The egg includes miniatures of the imperial family, which seem to be based on photos taken after 1904. This would throw the entire timeline off. In addition to that, this egg is similar to the 15th Anniversary Egg, which is unusual. Fabergé strived for originality and did not use any pattern more than once. Each egg was to be a unique gift. It did not offer the comfort of familiarity, but rather, gave the recipient a delightful surprise.
Other eggs to feast your eyes on
But do not fret; all is not lost. There are around fifty imperial eggs with confirmed provenance around the world, and many more that Fabergé’s workshop produced. Some of them are in public collections, so while you might not be able to buy one there’s certainly a chance you will see one. You can find the full list of eggs with additional information here.
The Hen Egg, 1885
Just look at this! Such simplicity and yet such class. It is funny, it is beautiful, and it is totally and utterly useless. The perfect gift! The Hen Egg has an opaque white enameled outer ‘shell’, opening with a twist to reveal a first surprise – a matt yellow gold yolk. This in turn contains an enameled chased gold hen that once held a replica of the Imperial Crown with a precious ruby pendant egg within. The pendant by itself cost more than half of the egg’s total price. Unfortunately both have been lost and are only known from an old photograph.
Rosebud Egg, 1895
This was the first egg that Tsar Nicholas II gave his wife Alexandra Feodorovna. It is crafted from multi-colored gold, decorated with bands of rose-cut diamonds, and covered with a translucent, red guilloché enamel. The rosebud surprise is of an opaque yellow and green enamel. At its apex, the egg has a miniature portrait of the young Emperor under a table-cut diamond. Inside, they contained further surprises. A diamond-set crown and a ruby drop, are only known from an old photograph.
Lily of the Valley Egg, 1898
The eggs evolved with the fashion. This one is an example of the Art Nouveau style. The lily of the valley was the favorite flower of Empress Alexandra Feodorovna. This design was also in her preferred style. The surprise? When one of the pearls is twisted, the crown on top of the egg opens to reveal miniature portraits of Nicholas II and their two daughters, Tatiana and Olga.
Bay-Tree Egg, 1911
Who said an egg cannot be a tree? This egg, presented by Emperor Nicholas II to his mother, Dowager Empress Maria Feodorovna, is inspired by a French 18th-century singing bird automaton. According to the Fabergé invoice, the bay tree comprises “325 nephrite leaves, 110 opalescent white enamel flowers, 25 diamonds, 20 rubies, 53 pearls, 219 rose-cut diamonds, and one large rose-cut diamond”. When the clockwork automation is wound up and set in motion, a feathered bird appears, flaps its wings, turns its head, opens its beak, and sings.

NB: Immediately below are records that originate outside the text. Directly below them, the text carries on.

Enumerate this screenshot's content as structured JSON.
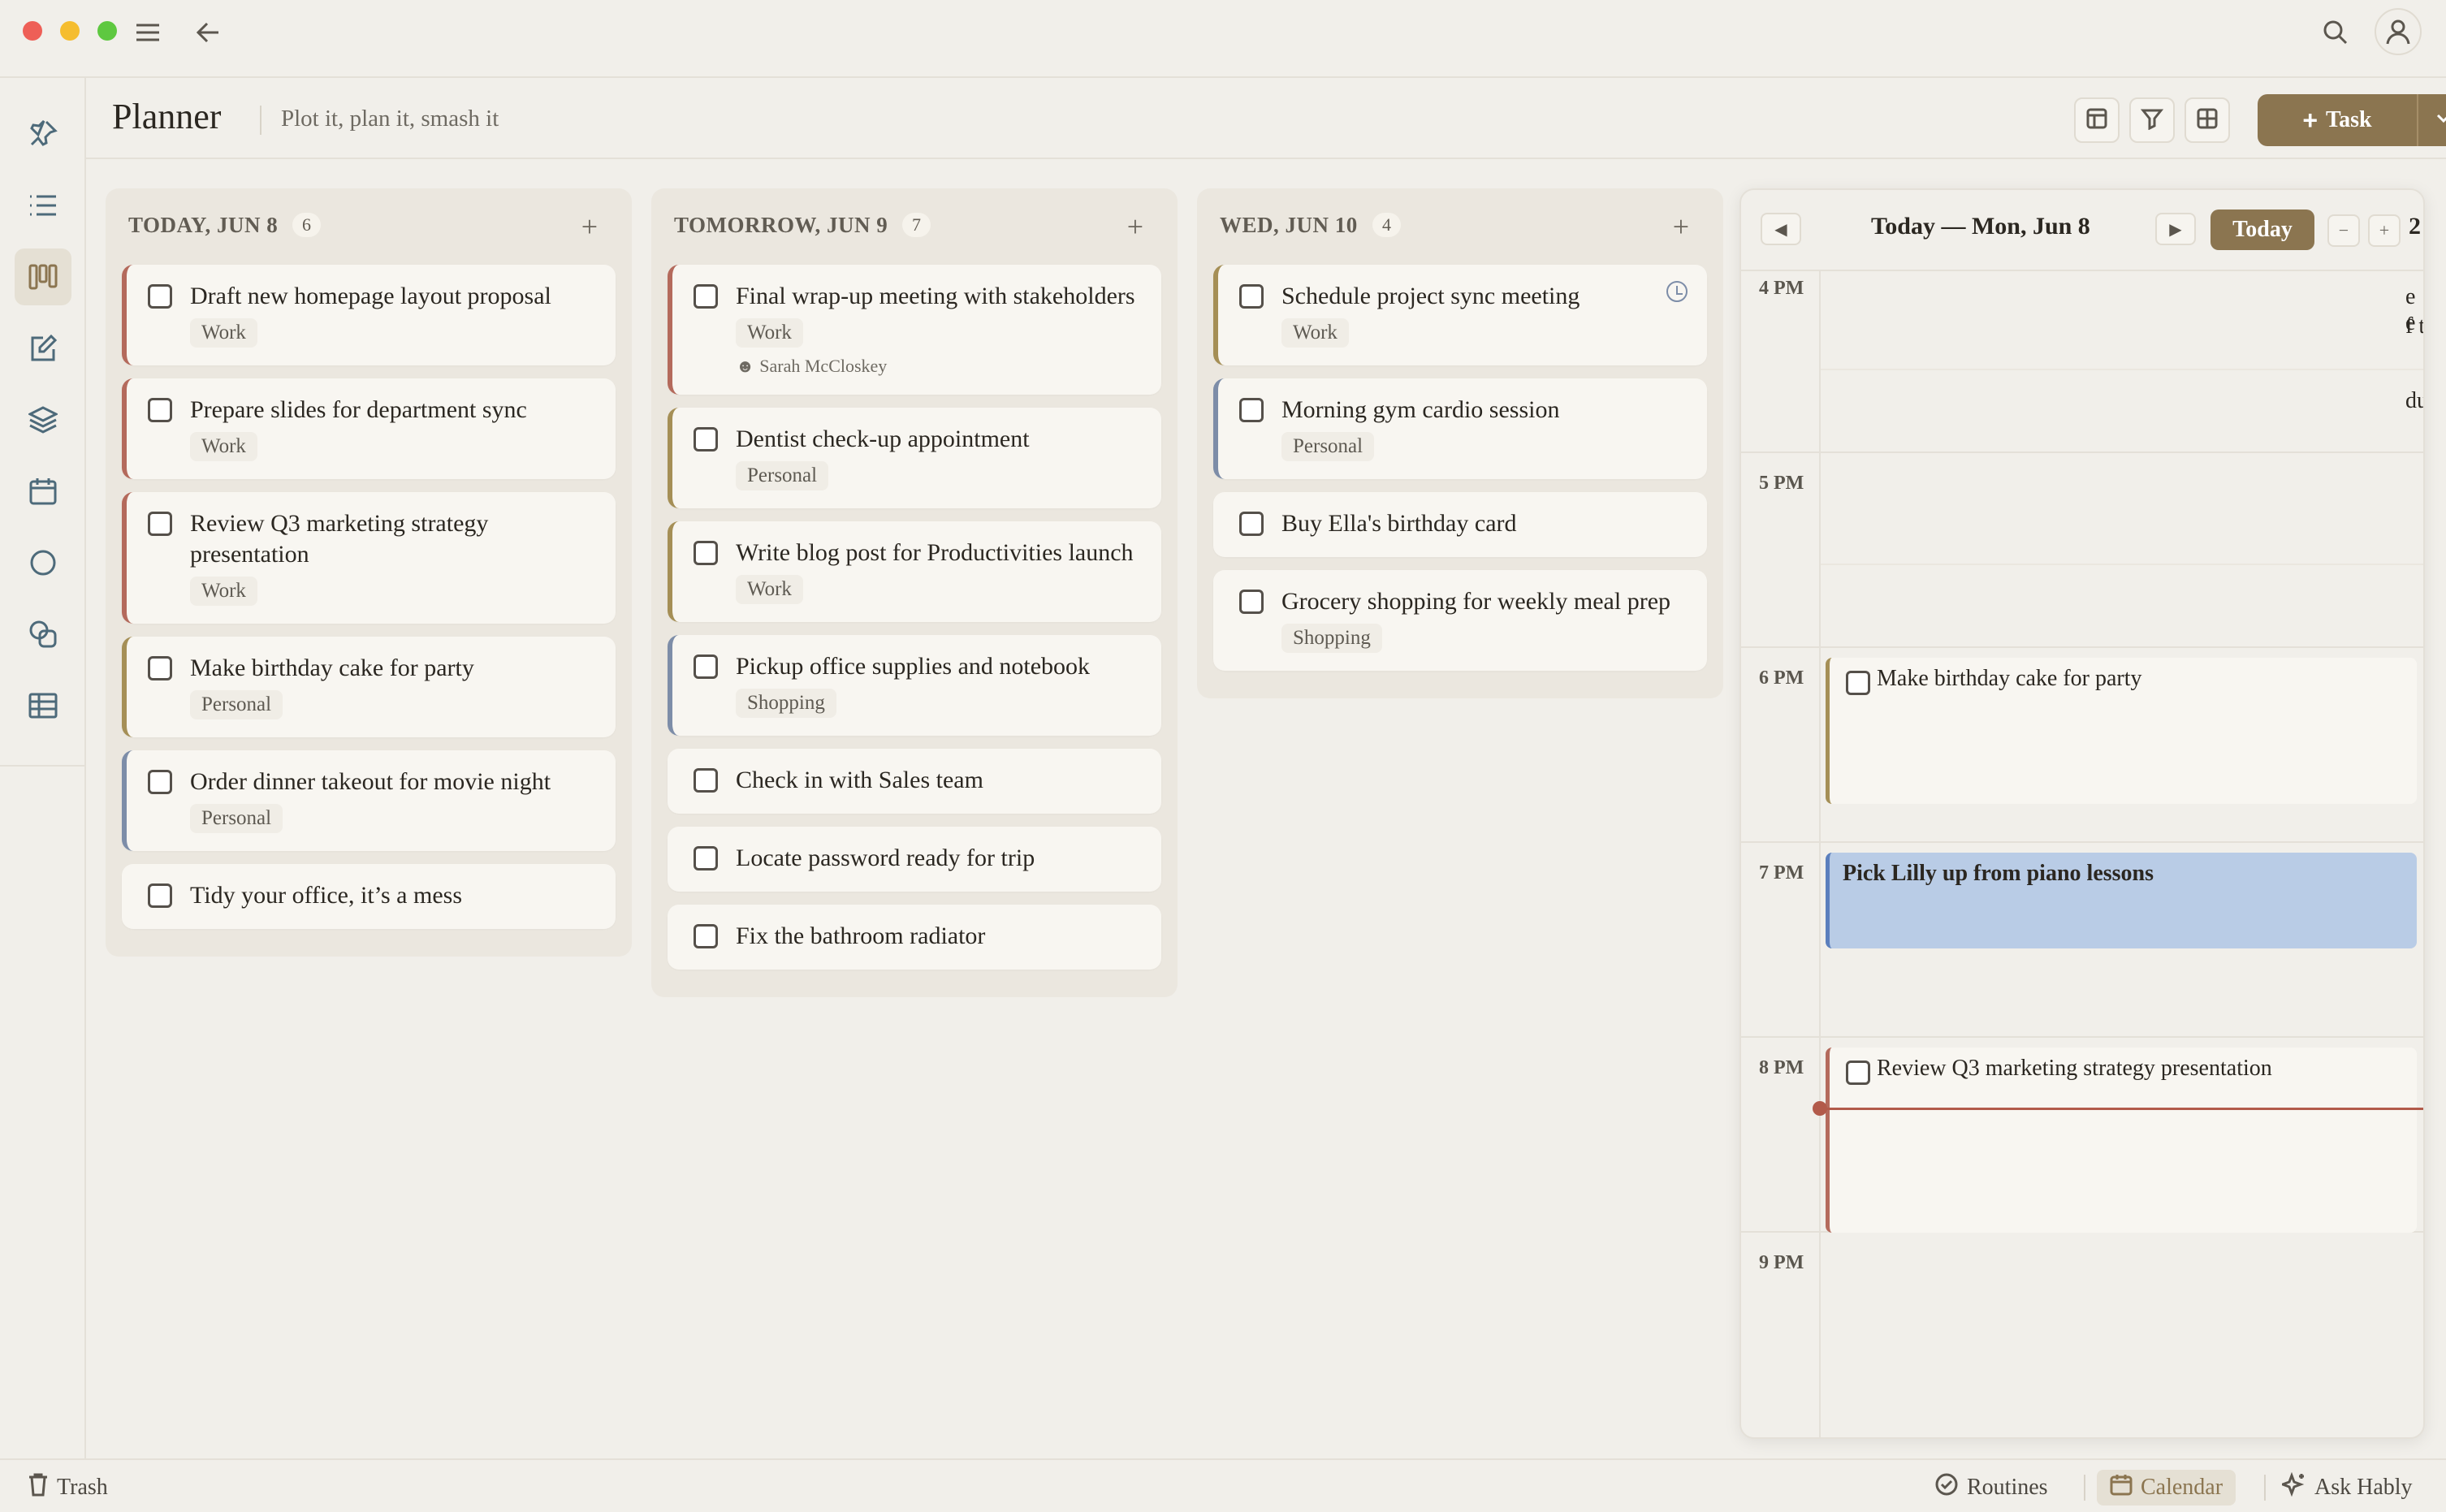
{
  "app": {
    "title": "Planner",
    "subtitle": "Plot it, plan it, smash it",
    "task_button_label": "Task",
    "accent_color": "#8b7550"
  },
  "rail": {
    "items": [
      "pin-icon",
      "list-icon",
      "board-icon",
      "edit-icon",
      "layers-icon",
      "calendar-icon",
      "circle-icon",
      "shapes-icon",
      "table-icon"
    ],
    "active": "board-icon"
  },
  "columns": [
    {
      "title": "TODAY, JUN 8",
      "count": "6",
      "cards": [
        {
          "title": "Draft new homepage layout proposal",
          "tag": "Work",
          "color": "work"
        },
        {
          "title": "Prepare slides for department sync",
          "tag": "Work",
          "color": "work"
        },
        {
          "title": "Review Q3 marketing strategy presentation",
          "tag": "Work",
          "color": "work"
        },
        {
          "title": "Make birthday cake for party",
          "tag": "Personal",
          "color": "personal"
        },
        {
          "title": "Order dinner takeout for movie night",
          "tag": "Personal",
          "color": "shopping"
        },
        {
          "title": "Tidy your office, it’s a mess",
          "tag": "",
          "color": "none"
        }
      ]
    },
    {
      "title": "TOMORROW, JUN 9",
      "count": "7",
      "cards": [
        {
          "title": "Final wrap-up meeting with stakeholders",
          "tag": "Work",
          "assignee": "Sarah McCloskey",
          "color": "work"
        },
        {
          "title": "Dentist check-up appointment",
          "tag": "Personal",
          "color": "personal"
        },
        {
          "title": "Write blog post for Productivities launch",
          "tag": "Work",
          "color": "work2"
        },
        {
          "title": "Pickup office supplies and notebook",
          "tag": "Shopping",
          "color": "shopping"
        },
        {
          "title": "Check in with Sales team",
          "tag": "",
          "color": "none"
        },
        {
          "title": "Locate password ready for trip",
          "tag": "",
          "color": "none"
        },
        {
          "title": "Fix the bathroom radiator",
          "tag": "",
          "color": "none"
        }
      ]
    },
    {
      "title": "WED, JUN 10",
      "count": "4",
      "cards": [
        {
          "title": "Schedule project sync meeting",
          "tag": "Work",
          "color": "work2",
          "clock": true
        },
        {
          "title": "Morning gym cardio session",
          "tag": "Personal",
          "color": "shopping"
        },
        {
          "title": "Buy Ella's birthday card",
          "tag": "",
          "color": "none"
        },
        {
          "title": "Grocery shopping for weekly meal prep",
          "tag": "Shopping",
          "color": "none"
        }
      ]
    }
  ],
  "calendar": {
    "title": "Today — Mon, Jun 8",
    "today_label": "Today",
    "zoom_out": "−",
    "zoom_in": "+",
    "peek_day": "2",
    "hours": [
      "4 PM",
      "5 PM",
      "6 PM",
      "7 PM",
      "8 PM",
      "9 PM"
    ],
    "events": [
      {
        "title": "Make birthday cake for party",
        "style": "task"
      },
      {
        "title": "Pick Lilly up from piano lessons",
        "style": "block"
      },
      {
        "title": "Review Q3 marketing strategy presentation",
        "style": "task-red"
      }
    ],
    "peek_fragments": [
      "e e",
      "f t",
      "dul"
    ]
  },
  "bottom": {
    "trash": "Trash",
    "routines": "Routines",
    "calendar": "Calendar",
    "ask": "Ask Hably"
  }
}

The eggs were not only a triumph of jewelry but also crafty engineering.
Nobel Ice Egg, 1914
As I mentioned, it was not only the Imperial family who ordered the famous eggs. This one was commissioned by Dr. Emanuel Nobel, nephew of Alfred Nobel, of Nobel prize fame. Emanuel Nobel, one of the leading figures of the oil industry at the time, was amongst Fabergé’s most notable clients. The engraving on this platinum and translucent white enamel egg is of underglazed frost crystals. Its surprise is a diamond-set platinum and rock crystal watch.

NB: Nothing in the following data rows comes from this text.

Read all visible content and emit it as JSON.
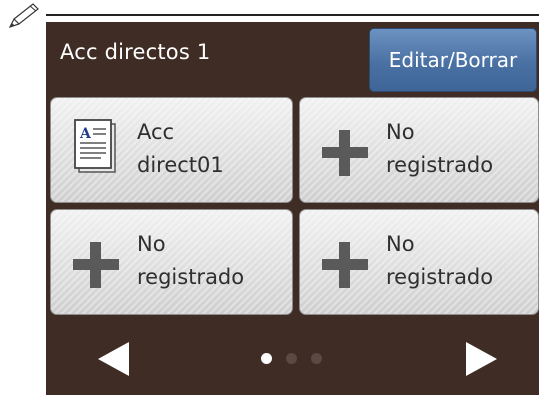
{
  "header": {
    "title": "Acc directos 1",
    "edit_label": "Editar/Borrar"
  },
  "tiles": [
    {
      "line1": "Acc",
      "line2": "direct01",
      "icon": "document-icon"
    },
    {
      "line1": "No",
      "line2": "registrado",
      "icon": "plus-icon"
    },
    {
      "line1": "No",
      "line2": "registrado",
      "icon": "plus-icon"
    },
    {
      "line1": "No",
      "line2": "registrado",
      "icon": "plus-icon"
    }
  ],
  "pagination": {
    "pages": 3,
    "current": 1
  },
  "colors": {
    "background": "#3f2c24",
    "edit_button": "#4a71a3",
    "tile": "#d9d9d9",
    "icon": "#5a5a5a"
  }
}
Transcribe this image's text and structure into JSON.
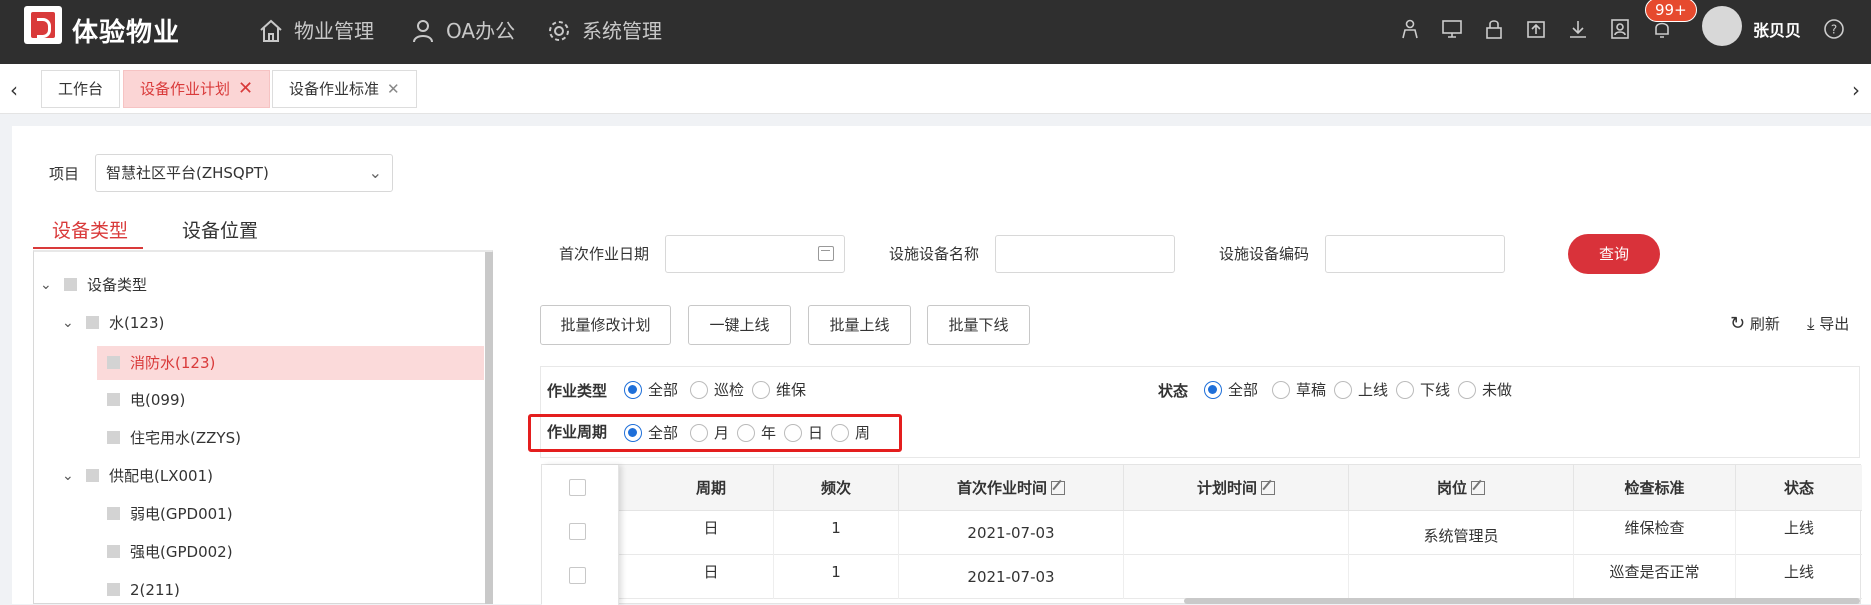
{
  "app": {
    "title": "体验物业"
  },
  "nav": [
    {
      "label": "物业管理",
      "icon": "home-icon"
    },
    {
      "label": "OA办公",
      "icon": "user-icon"
    },
    {
      "label": "系统管理",
      "icon": "gear-icon"
    }
  ],
  "header": {
    "badge": "99+",
    "username": "张贝贝"
  },
  "tabs": [
    {
      "label": "工作台"
    },
    {
      "label": "设备作业计划",
      "close": "✕"
    },
    {
      "label": "设备作业标准",
      "close": "✕"
    }
  ],
  "project": {
    "label": "项目",
    "value": "智慧社区平台(ZHSQPT)"
  },
  "left_tabs": {
    "type": "设备类型",
    "location": "设备位置"
  },
  "tree": [
    {
      "label": "设备类型"
    },
    {
      "label": "水(123)"
    },
    {
      "label": "消防水(123)"
    },
    {
      "label": "电(099)"
    },
    {
      "label": "住宅用水(ZZYS)"
    },
    {
      "label": "供配电(LX001)"
    },
    {
      "label": "弱电(GPD001)"
    },
    {
      "label": "强电(GPD002)"
    },
    {
      "label": "2(211)"
    }
  ],
  "search": {
    "first_date_label": "首次作业日期",
    "name_label": "设施设备名称",
    "code_label": "设施设备编码",
    "query": "查询"
  },
  "buttons": {
    "batch_edit": "批量修改计划",
    "one_online": "一键上线",
    "batch_online": "批量上线",
    "batch_offline": "批量下线",
    "refresh": "刷新",
    "export": "导出"
  },
  "filters": {
    "work_type": {
      "label": "作业类型",
      "options": [
        "全部",
        "巡检",
        "维保"
      ],
      "selected": "全部"
    },
    "status": {
      "label": "状态",
      "options": [
        "全部",
        "草稿",
        "上线",
        "下线",
        "未做"
      ],
      "selected": "全部"
    },
    "cycle": {
      "label": "作业周期",
      "options": [
        "全部",
        "月",
        "年",
        "日",
        "周"
      ],
      "selected": "全部"
    }
  },
  "table": {
    "columns": [
      "周期",
      "频次",
      "首次作业时间",
      "计划时间",
      "岗位",
      "检查标准",
      "状态"
    ],
    "rows": [
      [
        "日",
        "1",
        "2021-07-03",
        "",
        "系统管理员",
        "维保检查",
        "上线"
      ],
      [
        "日",
        "1",
        "2021-07-03",
        "",
        "",
        "巡查是否正常",
        "上线"
      ]
    ]
  }
}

While the discussion on the provenance and originality of the eggs in the Hermitage exhibition rages we can still feast our eyes on those amazing objects. They are beautiful and silly at the same time. You may think of them as a sign of wasteful decadency. Or as a feast for the eye, showing the ultimate love of beauty over function. This approach has rarely been seen over the last century. It is even rarer now with the obsession on productivity, functionality, and speed. We seldom stop to be amazed.
If you’d like to see some more examples, check out the article below: